My only option is to be thankful for their kindness and find a way to pay it forward.

A few hours later I was home.

Thanks for reading.

Day 21: An Uphill Day

Start: Mile 668.7

End: Mile 689.2

Miles Hiked = 20.5

I camped at Spanish Needle Creek last night and slept well. As is typical, there were many other hikers camped nearby because of the water availability. I was up at dawn and hiking by 6:30. The skies were clear and it was cool, probably in the mid-40’s.

Usually I have an Pro Bar or Bobo’s Bar for my breakfast but when I was off the trail last week I picked up a Blueberry granola freeze-dried breakfast that I cold-soaked as I hiked. About two hours later, I stopped for a rest and ate it. It was OK – I think I put a little too much water in it. I’ll go back to my breakfast bars when I resupply.

I knew today’s hike was going to be challenging. I wanted to go about twenty miles so that I would have an easy hike tomorrow morning into Kennedy Meadows. The first five miles today were a steady uphill climb of about 2000 feet. Later this afternoon, after descending 1500 feet, I would have another climb of 2500 feet.

As I hiked this morning I enjoyed the views to the north and west – it was starting to feel like the Sierras.

When I reached the top there were nice views to the east.

Just prior to reaching Chimney Creek, where I would stop for lunch, the trail passed above a pretty meadow

I wasn’t looking forward to the 2500 foot climb this afternoon, but my legs felt felt stronger today and the afternoon’s hike went well.
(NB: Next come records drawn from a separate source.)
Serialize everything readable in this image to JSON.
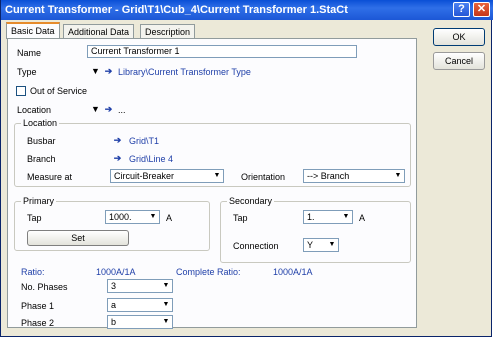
{
  "window": {
    "title": "Current Transformer - Grid\\T1\\Cub_4\\Current Transformer 1.StaCt",
    "help_glyph": "?",
    "close_glyph": "✕"
  },
  "tabs": [
    {
      "label": "Basic Data"
    },
    {
      "label": "Additional Data"
    },
    {
      "label": "Description"
    }
  ],
  "buttons": {
    "ok": "OK",
    "cancel": "Cancel",
    "set": "Set"
  },
  "form": {
    "name_label": "Name",
    "name_value": "Current Transformer 1",
    "type_label": "Type",
    "type_value": "Library\\Current Transformer Type",
    "out_of_service_label": "Out of Service",
    "location_label": "Location",
    "location_value": "...",
    "location_group_title": "Location",
    "busbar_label": "Busbar",
    "busbar_value": "Grid\\T1",
    "branch_label": "Branch",
    "branch_value": "Grid\\Line 4",
    "measure_at_label": "Measure at",
    "measure_at_value": "Circuit-Breaker",
    "orientation_label": "Orientation",
    "orientation_value": "--> Branch",
    "primary_title": "Primary",
    "primary_tap_label": "Tap",
    "primary_tap_value": "1000.",
    "primary_unit": "A",
    "secondary_title": "Secondary",
    "secondary_tap_label": "Tap",
    "secondary_tap_value": "1.",
    "secondary_unit": "A",
    "connection_label": "Connection",
    "connection_value": "Y",
    "ratio_label": "Ratio:",
    "ratio_value": "1000A/1A",
    "complete_ratio_label": "Complete Ratio:",
    "complete_ratio_value": "1000A/1A",
    "phases_label": "No. Phases",
    "phases_value": "3",
    "phase1_label": "Phase 1",
    "phase1_value": "a",
    "phase2_label": "Phase 2",
    "phase2_value": "b"
  },
  "icons": {
    "dropdown": "▼",
    "arrow": "➔"
  },
  "colors": {
    "title_bar": "#1c57d6",
    "link": "#1f3fa8",
    "active_tab_accent": "#e68b2c"
  }
}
I stopped for water at Fox Mill Spring and filtered my water as usual, despite the warning.

Clouds rolled in but there wasn’t any rain today.

Finally I reached a nice place to camp which was about 2000 feet higher than yesterday’s camp, set up my tent and enjoyed a beautiful sunset.

Thanks for reading.

Day 20: Back on the Trail #3

Start: Mile 651.3

End: Mile 668.7

Miles Hiked = 17.4

One of the nice things about being a section hiker is that you can hop off the trail and not feel the pressure to grind out miles everyday. Several months ago Donna and I had committed to dog sit for my sister and her husband while they vacationed. They had taken care of our dog while we were on the trail so it was our turn to return the favor. Here I am with Tater (he’s from Idaho) – he thinks he’s a lap dog! Ellie is the little white furry dog and then there was Beau, our beagle.

Originally we had planned to reach Kennedy Meadows (KM) prior to our dog-sitting commitment, but Donna’s knee injury and weather issues had slowed us down. So this was the third and longest stint that I had been off trail since we began this section hike almost one month ago.

I was off the trail this time for ten days and only went for one short hike. But I did enjoy the time with Donna and her home cooking and some of my favorite wine. I also got to spend some time with my 93 year old father who lives near my sister. It was fifty years ago this summer that my Dad took me on my first backpacking trip in the Sierra’s. Been hooked ever since. Thanks Pop.

This morning Donna and I were up early and headed back to Walker Pass. I didn’t get started hiking until almost 10am and immediately started hiking uphill.

My legs struggled to perform to my expectations from several weeks ago. It’s amazing how fast us “old guys” loose our fitness.

I enjoyed nice views to the east towards Ridgecrest.

Shortly after I reached the top of the climb it started to rain. I pulled out my umbrella and continued hiking. The rain only lasted about thirty minutes and then cleared up.

I met several thru hikers today that had also been off the trail for the last week or so due to bad weather. A young couple from Germany used the time to visit Las Vegas – they didn’t like it very much. So I guess our dog sitting happened at the right time.

Later in the afternoon I passed a 1/4 marker next to the trail. It took me a minute to figure out that I had just completed 25% of the PCT (Mile 665).

I struggled up the last 800 foot climb before dropping down the last two miles to the next water source at Spanish Needle Creek.

Tomorrow’s going to be a challenging day – hopefully my legs will respond.

Thanks for reading.